N2 - Mobility, defined here as functional ability to walk, is essential for older adults to remain independent and to facilitate ageing in place. To address mobility decline, long-term and wide-reaching prevention strategies are required. Local environments that support habitual walking are thought to assist ageing residents to sustain their mobility over time. We examined associations between the number of local retail destinations within different distances from home and mobility decline among middle-to-older aged Australian adults.Methods: Data from 1,397 adults (aged 50-89 years) who participated in a cohort study conducted in Adelaide were analysed. Baseline data were collected in 2000–03 with follow-up in 2005-06. Mobility was assessed using part of the physical function sub-scale (3 walking and 2 stair-climbing items) of the SF36. Mobility decline was defined as reporting a lower score in any of the items at follow-up relative to baseline. The exposure measure was the number of retail destinations within 600m, 601-800m, 801-1000m, and 1001-1200m of the participant residence. Multi-level logistic regression examined associations of mobility decline with each exposure measure, adjusting for covariates including the network distance to city centre and to closest suburban centre. All destination variables were examined simultaneously.Results: During the follow-up period (median: 4 years), 41% of participants reported mobility decline. Participants having more retail destinations within 600m had a lower likelihood of reporting mobility decline: each 10 additional retail destinations was associated with 8% lower odds of developing mobility decline (OR=0.92, 95%CI: 0.86, 0.99). No associations were observed for the other exposure measures. Conclusions:The presence of retail destinations within 600m of home, which can be walked in less than 10 minutes, may help middle-to-older aged adults to maintain mobility, regardless of the distance to city centre. These results implicate the presence of easily accessible local retail areas as supporting mobility maintenance.
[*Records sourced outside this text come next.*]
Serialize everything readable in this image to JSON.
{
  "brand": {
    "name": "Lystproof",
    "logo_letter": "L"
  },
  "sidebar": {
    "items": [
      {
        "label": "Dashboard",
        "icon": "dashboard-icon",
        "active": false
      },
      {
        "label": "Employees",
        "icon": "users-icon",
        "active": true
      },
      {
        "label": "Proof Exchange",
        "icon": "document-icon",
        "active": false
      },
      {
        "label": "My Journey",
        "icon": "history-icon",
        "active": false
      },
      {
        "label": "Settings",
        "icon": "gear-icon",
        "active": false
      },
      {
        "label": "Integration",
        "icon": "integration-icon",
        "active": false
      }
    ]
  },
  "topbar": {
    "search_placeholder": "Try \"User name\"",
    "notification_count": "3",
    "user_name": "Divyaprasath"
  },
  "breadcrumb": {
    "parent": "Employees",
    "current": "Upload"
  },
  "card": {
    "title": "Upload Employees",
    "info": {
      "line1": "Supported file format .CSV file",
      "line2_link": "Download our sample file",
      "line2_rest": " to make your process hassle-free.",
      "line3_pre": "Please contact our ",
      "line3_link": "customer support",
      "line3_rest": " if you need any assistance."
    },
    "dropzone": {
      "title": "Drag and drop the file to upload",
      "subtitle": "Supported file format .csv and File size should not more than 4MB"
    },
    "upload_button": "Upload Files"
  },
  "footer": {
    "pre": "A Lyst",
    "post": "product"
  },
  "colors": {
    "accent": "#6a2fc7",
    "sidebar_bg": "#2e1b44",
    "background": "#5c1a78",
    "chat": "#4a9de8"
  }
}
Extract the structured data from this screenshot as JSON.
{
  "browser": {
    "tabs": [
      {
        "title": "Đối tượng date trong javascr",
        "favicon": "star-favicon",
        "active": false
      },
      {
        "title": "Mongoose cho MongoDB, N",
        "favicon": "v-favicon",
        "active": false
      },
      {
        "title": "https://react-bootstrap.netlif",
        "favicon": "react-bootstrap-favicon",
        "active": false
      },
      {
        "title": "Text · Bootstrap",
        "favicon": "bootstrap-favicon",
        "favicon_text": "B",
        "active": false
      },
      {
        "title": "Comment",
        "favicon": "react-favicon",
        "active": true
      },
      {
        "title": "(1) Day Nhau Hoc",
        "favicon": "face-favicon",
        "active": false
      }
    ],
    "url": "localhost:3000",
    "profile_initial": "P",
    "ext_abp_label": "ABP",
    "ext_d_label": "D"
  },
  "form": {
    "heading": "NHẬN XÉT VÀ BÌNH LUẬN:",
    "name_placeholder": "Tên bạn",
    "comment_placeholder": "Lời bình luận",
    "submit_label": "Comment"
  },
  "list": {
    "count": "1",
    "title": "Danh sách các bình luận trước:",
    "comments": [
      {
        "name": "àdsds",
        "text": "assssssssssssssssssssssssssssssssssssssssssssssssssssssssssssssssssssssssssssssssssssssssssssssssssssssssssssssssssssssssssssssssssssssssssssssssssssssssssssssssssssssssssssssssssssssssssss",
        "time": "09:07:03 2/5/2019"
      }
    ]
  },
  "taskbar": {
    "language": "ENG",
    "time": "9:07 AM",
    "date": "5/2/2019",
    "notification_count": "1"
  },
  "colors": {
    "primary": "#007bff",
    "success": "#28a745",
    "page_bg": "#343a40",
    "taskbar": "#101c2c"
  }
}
AB - Mobility, defined here as functional ability to walk, is essential for older adults to remain independent and to facilitate ageing in place. To address mobility decline, long-term and wide-reaching prevention strategies are required. Local environments that support habitual walking are thought to assist ageing residents to sustain their mobility over time. We examined associations between the number of local retail destinations within different distances from home and mobility decline among middle-to-older aged Australian adults.Methods: Data from 1,397 adults (aged 50-89 years) who participated in a cohort study conducted in Adelaide were analysed. Baseline data were collected in 2000–03 with follow-up in 2005-06. Mobility was assessed using part of the physical function sub-scale (3 walking and 2 stair-climbing items) of the SF36. Mobility decline was defined as reporting a lower score in any of the items at follow-up relative to baseline. The exposure measure was the number of retail destinations within 600m, 601-800m, 801-1000m, and 1001-1200m of the participant residence. Multi-level logistic regression examined associations of mobility decline with each exposure measure, adjusting for covariates including the network distance to city centre and to closest suburban centre. All destination variables were examined simultaneously.Results: During the follow-up period (median: 4 years), 41% of participants reported mobility decline. Participants having more retail destinations within 600m had a lower likelihood of reporting mobility decline: each 10 additional retail destinations was associated with 8% lower odds of developing mobility decline (OR=0.92, 95%CI: 0.86, 0.99). No associations were observed for the other exposure measures. Conclusions:The presence of retail destinations within 600m of home, which can be walked in less than 10 minutes, may help middle-to-older aged adults to maintain mobility, regardless of the distance to city centre. These results implicate the presence of easily accessible local retail areas as supporting mobility maintenance.

M3 - Abstract

SP - 104

ER -

Sugiyama T, NIYONSENGA T, COFFEE N, DANIEL M. Local Retail Destinations and Middle-to-Older Adults’ Mobility Decline. 2018. Abstract from Annual Conference of the Australian Association of Gerontology, .